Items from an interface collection
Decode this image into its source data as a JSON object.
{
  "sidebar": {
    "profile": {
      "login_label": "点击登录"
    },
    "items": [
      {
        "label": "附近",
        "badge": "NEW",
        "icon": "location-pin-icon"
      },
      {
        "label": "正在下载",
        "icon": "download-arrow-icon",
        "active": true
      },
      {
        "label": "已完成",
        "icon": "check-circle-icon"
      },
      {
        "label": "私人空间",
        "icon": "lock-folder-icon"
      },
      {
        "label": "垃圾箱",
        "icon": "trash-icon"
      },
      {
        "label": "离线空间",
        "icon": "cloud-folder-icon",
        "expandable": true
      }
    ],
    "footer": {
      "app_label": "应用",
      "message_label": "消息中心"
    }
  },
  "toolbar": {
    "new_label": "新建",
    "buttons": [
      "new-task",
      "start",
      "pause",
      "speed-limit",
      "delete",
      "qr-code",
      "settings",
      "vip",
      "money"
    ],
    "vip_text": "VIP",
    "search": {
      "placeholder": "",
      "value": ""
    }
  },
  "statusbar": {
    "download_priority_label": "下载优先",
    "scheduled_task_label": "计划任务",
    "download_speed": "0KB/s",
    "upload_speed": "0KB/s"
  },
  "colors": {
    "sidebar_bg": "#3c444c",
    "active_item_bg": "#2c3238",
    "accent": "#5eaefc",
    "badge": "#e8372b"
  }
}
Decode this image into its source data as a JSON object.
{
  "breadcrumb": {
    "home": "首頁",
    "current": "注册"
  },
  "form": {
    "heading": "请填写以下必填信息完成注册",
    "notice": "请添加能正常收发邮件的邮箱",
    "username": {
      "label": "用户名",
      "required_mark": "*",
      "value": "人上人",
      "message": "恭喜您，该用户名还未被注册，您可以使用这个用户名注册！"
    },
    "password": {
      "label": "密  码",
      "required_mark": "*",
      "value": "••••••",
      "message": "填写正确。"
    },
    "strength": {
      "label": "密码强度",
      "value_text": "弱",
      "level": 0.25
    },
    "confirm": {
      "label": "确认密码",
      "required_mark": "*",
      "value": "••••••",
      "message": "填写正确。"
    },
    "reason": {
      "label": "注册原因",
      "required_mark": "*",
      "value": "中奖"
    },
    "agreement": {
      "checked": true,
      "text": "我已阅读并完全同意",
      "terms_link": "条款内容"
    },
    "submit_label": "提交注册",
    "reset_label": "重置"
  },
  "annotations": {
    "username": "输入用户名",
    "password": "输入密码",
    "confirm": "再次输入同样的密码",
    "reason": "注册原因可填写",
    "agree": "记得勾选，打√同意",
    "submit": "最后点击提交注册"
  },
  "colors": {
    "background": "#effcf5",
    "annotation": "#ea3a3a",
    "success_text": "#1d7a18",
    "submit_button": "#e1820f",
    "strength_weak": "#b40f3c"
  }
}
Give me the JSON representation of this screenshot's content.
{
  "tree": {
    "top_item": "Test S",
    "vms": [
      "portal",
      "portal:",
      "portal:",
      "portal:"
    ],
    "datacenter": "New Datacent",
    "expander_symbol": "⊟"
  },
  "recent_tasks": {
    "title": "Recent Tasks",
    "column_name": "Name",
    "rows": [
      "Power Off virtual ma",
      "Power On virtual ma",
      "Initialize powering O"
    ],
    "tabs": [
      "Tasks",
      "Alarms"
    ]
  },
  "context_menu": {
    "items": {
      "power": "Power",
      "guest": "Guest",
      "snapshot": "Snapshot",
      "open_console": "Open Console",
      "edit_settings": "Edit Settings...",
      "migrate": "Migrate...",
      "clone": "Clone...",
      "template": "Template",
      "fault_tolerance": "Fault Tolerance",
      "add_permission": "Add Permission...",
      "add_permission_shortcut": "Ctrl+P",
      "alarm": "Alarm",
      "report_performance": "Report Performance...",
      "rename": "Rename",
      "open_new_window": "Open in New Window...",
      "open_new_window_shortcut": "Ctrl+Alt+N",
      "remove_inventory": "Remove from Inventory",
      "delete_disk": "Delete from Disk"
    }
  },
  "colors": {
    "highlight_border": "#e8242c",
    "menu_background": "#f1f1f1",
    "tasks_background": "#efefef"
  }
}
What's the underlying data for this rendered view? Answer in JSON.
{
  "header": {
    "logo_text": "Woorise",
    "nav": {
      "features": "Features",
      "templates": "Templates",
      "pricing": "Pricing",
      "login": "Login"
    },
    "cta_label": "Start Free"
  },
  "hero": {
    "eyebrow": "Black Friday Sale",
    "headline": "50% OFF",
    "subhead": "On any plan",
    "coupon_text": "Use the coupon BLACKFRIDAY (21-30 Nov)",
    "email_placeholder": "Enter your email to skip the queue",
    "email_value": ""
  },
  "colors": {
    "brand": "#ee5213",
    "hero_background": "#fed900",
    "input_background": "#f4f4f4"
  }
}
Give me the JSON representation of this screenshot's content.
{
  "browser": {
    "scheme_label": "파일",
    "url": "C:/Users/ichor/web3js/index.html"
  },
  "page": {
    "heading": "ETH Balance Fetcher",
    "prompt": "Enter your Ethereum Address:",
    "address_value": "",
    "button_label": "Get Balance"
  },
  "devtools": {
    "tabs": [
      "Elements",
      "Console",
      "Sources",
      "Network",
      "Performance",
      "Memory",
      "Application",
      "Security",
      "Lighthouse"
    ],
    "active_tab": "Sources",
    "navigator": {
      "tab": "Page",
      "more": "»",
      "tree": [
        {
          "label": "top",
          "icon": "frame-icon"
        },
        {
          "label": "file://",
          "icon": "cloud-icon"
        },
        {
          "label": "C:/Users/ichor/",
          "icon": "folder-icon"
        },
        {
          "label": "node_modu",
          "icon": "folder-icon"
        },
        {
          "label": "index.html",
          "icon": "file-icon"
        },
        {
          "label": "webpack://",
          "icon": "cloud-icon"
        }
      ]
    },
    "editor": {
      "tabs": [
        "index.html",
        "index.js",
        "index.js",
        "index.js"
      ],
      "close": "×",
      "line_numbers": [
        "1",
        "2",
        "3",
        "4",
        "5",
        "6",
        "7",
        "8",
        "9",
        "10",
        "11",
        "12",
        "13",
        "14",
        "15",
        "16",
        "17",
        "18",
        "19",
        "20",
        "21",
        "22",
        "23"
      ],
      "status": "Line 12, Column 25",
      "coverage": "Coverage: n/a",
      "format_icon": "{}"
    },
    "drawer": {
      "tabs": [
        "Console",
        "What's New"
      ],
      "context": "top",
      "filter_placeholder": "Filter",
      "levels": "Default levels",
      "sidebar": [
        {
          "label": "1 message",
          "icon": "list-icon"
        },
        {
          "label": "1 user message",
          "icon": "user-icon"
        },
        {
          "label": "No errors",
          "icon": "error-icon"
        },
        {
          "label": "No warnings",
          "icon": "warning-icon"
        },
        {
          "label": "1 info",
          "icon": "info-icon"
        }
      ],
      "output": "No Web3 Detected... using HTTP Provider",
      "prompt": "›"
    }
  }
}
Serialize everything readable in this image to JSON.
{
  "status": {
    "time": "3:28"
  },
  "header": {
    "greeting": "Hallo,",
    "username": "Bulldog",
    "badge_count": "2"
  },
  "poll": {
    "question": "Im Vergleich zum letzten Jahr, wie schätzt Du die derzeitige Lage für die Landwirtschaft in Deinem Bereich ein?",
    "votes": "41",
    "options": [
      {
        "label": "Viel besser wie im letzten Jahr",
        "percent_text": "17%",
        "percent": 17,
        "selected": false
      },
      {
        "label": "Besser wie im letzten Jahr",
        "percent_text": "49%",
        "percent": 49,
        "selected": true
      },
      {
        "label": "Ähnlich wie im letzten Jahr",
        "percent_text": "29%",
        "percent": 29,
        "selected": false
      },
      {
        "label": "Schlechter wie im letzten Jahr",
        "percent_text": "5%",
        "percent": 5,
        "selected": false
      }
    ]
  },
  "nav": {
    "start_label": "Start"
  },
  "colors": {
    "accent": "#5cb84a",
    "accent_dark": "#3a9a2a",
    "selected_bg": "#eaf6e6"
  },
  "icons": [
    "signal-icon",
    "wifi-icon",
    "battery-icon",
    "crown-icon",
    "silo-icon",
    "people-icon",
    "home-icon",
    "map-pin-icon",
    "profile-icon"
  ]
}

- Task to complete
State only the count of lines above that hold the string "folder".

- Exercise output
4